■ Problem to solve ■
Which lines in the records below contain the word "with"? Report each of them.

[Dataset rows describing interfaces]
Segment Open

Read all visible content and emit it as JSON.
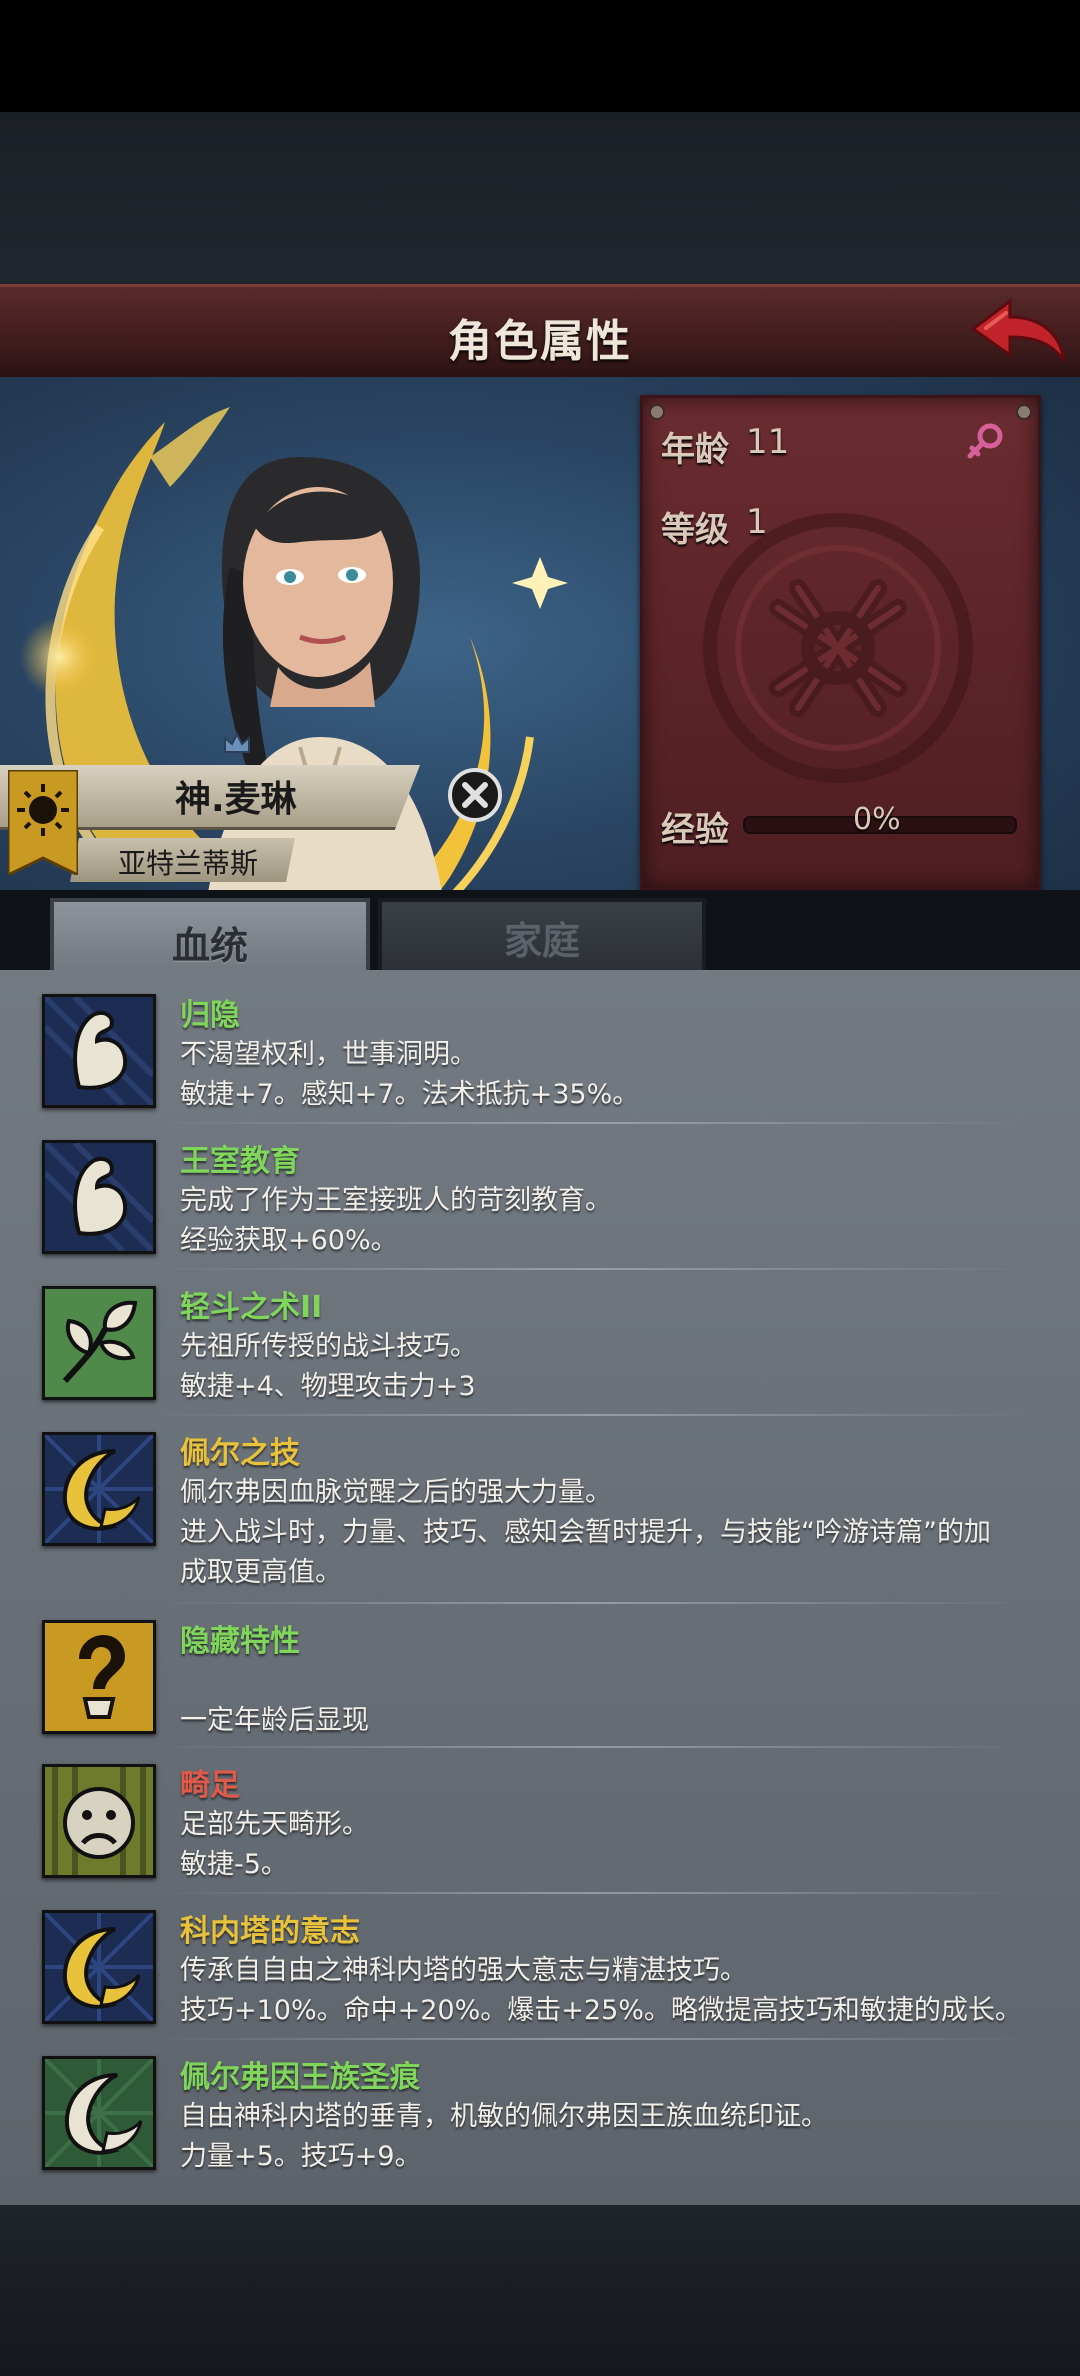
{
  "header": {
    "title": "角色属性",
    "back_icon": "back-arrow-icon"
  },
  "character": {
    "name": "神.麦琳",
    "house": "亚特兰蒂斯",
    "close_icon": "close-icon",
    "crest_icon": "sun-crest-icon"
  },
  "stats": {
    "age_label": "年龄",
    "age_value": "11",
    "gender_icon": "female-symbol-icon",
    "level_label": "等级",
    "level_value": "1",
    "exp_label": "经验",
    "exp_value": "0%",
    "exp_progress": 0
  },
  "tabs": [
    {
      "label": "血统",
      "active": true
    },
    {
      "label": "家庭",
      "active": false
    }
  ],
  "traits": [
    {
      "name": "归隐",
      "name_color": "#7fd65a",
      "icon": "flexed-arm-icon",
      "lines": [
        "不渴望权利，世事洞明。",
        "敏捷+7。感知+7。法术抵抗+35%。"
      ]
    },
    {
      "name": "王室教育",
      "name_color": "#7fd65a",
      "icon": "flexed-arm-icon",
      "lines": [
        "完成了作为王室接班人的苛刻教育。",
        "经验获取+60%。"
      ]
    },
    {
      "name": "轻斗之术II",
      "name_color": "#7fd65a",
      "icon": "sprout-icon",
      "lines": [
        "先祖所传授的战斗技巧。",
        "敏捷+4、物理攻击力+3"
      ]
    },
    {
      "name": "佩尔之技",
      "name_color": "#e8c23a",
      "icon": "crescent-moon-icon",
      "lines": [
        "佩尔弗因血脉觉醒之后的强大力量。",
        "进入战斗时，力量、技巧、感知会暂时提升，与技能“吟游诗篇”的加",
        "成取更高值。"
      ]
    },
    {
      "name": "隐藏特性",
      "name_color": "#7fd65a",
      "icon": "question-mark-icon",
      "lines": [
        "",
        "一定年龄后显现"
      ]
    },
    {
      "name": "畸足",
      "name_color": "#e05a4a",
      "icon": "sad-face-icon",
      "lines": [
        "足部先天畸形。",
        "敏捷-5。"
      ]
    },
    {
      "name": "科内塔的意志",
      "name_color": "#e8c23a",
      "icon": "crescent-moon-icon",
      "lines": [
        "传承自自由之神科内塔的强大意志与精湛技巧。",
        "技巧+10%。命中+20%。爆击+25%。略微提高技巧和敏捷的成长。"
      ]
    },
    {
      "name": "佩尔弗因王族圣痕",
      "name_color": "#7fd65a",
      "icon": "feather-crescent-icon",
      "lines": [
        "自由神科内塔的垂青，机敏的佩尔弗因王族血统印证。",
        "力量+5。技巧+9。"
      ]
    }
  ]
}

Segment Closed
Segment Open

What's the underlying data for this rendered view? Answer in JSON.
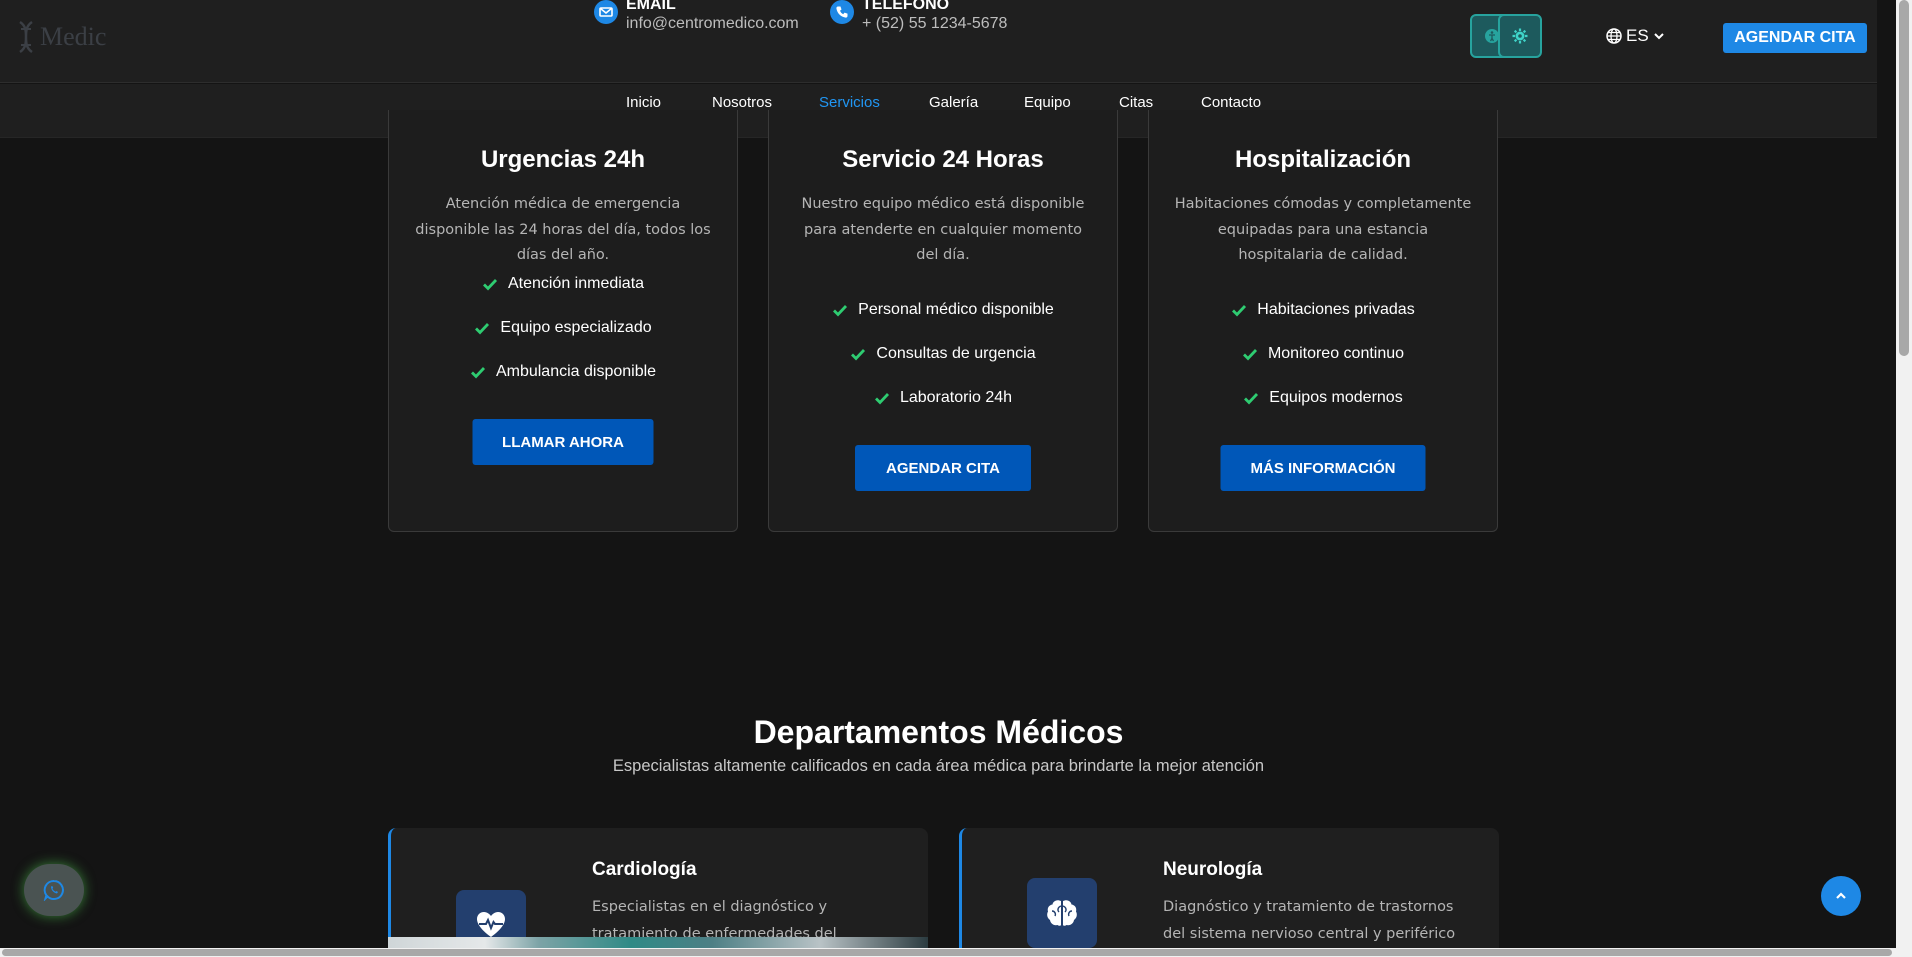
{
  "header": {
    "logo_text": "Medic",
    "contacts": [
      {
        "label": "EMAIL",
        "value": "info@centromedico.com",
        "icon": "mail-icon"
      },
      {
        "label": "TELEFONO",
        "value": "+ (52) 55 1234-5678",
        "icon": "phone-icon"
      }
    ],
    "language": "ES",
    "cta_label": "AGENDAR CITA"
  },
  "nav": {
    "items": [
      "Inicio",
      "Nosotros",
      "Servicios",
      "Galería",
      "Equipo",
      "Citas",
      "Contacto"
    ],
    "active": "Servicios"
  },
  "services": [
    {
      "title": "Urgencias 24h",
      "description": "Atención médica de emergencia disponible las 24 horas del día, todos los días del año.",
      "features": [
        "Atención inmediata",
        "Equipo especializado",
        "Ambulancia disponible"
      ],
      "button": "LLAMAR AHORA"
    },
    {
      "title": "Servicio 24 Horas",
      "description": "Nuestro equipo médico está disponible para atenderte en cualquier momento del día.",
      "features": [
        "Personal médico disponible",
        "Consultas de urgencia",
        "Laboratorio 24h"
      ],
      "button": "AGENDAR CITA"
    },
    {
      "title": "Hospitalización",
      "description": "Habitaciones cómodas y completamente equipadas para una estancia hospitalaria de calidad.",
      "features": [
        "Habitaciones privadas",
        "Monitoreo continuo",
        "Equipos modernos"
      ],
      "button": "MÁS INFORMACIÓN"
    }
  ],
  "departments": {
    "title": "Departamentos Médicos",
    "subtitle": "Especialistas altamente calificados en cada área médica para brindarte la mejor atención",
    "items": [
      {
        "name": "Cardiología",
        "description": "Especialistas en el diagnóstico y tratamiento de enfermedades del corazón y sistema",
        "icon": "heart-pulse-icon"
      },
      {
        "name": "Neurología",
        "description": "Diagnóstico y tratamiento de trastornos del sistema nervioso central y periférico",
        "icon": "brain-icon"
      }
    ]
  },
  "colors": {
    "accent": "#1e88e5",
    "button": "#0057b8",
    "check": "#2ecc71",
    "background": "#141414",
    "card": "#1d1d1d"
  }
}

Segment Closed
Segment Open

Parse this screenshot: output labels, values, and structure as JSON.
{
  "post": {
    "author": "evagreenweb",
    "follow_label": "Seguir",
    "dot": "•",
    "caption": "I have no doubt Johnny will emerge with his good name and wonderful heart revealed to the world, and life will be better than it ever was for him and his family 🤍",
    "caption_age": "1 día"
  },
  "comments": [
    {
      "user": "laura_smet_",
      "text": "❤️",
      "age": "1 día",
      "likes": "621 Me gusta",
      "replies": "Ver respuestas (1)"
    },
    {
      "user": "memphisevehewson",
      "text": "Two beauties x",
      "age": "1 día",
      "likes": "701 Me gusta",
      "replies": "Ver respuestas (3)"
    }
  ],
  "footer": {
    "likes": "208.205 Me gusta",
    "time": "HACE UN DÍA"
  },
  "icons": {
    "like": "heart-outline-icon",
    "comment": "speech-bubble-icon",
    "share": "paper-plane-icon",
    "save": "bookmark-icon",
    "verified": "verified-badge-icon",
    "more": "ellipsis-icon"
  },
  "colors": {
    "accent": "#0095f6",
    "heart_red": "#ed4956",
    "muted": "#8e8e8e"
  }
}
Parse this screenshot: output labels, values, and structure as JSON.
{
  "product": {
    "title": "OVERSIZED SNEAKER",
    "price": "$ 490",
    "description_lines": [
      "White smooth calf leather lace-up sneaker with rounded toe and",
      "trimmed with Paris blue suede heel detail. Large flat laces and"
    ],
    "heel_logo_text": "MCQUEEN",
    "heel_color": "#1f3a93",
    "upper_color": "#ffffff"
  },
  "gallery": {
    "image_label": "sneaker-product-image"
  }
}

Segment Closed

■ Answer to the problem ■
    "caption": "I have no doubt Johnny will emerge with his good name and wonderful heart revealed to the world, and life will be better than it ever was for him and his family 🤍",
      "White smooth calf leather lace-up sneaker with rounded toe and",
      "trimmed with Paris blue suede heel detail. Large flat laces and"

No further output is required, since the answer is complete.